* **PROVIDED DATA**
»»
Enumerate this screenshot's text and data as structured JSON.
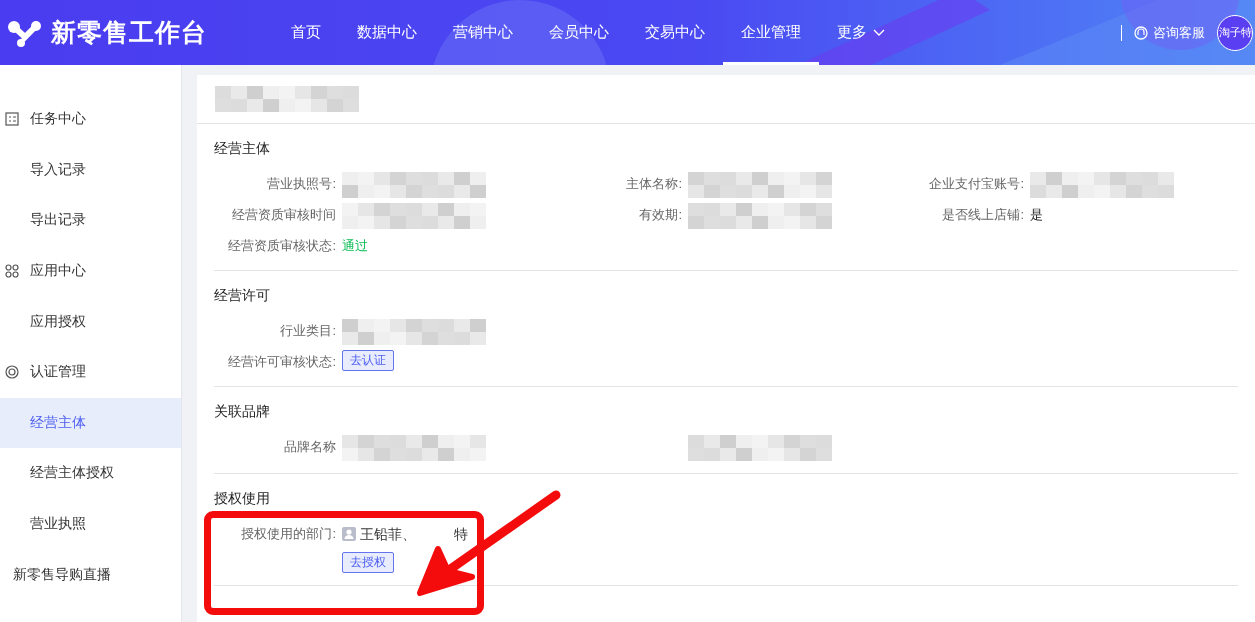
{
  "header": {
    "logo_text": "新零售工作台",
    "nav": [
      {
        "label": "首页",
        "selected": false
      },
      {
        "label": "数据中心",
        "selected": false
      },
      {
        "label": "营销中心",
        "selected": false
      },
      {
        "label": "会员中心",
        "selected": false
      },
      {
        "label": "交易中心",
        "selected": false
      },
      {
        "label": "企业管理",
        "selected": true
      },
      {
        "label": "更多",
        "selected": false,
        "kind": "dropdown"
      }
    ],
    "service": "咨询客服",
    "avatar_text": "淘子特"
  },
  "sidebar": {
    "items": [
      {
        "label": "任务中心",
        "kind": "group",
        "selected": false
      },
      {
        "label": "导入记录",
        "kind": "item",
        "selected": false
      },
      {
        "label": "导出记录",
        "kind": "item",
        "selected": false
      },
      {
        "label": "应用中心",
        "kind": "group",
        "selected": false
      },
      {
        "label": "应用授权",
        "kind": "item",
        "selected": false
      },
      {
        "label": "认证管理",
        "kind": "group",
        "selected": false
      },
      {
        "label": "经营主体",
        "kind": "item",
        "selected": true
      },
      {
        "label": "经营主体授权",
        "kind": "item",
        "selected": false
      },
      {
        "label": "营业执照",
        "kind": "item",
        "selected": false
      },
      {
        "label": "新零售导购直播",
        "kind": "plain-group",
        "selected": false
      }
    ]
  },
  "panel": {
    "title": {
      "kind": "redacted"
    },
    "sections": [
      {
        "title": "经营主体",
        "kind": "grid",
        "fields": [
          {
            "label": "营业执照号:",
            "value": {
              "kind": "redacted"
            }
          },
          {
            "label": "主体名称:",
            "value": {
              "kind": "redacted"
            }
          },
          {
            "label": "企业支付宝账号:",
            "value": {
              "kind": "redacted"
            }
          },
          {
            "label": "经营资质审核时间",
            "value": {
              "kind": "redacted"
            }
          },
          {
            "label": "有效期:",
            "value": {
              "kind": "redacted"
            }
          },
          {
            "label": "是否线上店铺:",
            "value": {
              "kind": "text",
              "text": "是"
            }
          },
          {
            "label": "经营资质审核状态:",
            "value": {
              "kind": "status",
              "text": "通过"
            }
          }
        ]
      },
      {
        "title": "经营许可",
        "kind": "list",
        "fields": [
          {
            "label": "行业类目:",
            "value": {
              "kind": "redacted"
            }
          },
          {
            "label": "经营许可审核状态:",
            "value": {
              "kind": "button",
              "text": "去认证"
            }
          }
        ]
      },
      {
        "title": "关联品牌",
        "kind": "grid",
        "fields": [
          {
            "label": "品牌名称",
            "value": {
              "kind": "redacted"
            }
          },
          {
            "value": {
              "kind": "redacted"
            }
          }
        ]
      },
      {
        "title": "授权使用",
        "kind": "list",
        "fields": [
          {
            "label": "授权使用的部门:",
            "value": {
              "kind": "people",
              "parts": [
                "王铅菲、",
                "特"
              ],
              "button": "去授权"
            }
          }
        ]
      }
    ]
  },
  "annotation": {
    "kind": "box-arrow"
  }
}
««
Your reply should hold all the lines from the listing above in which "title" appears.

* **ANSWER SPACE**
    "title": {
        "title": "经营主体",
        "title": "经营许可",
        "title": "关联品牌",
        "title": "授权使用",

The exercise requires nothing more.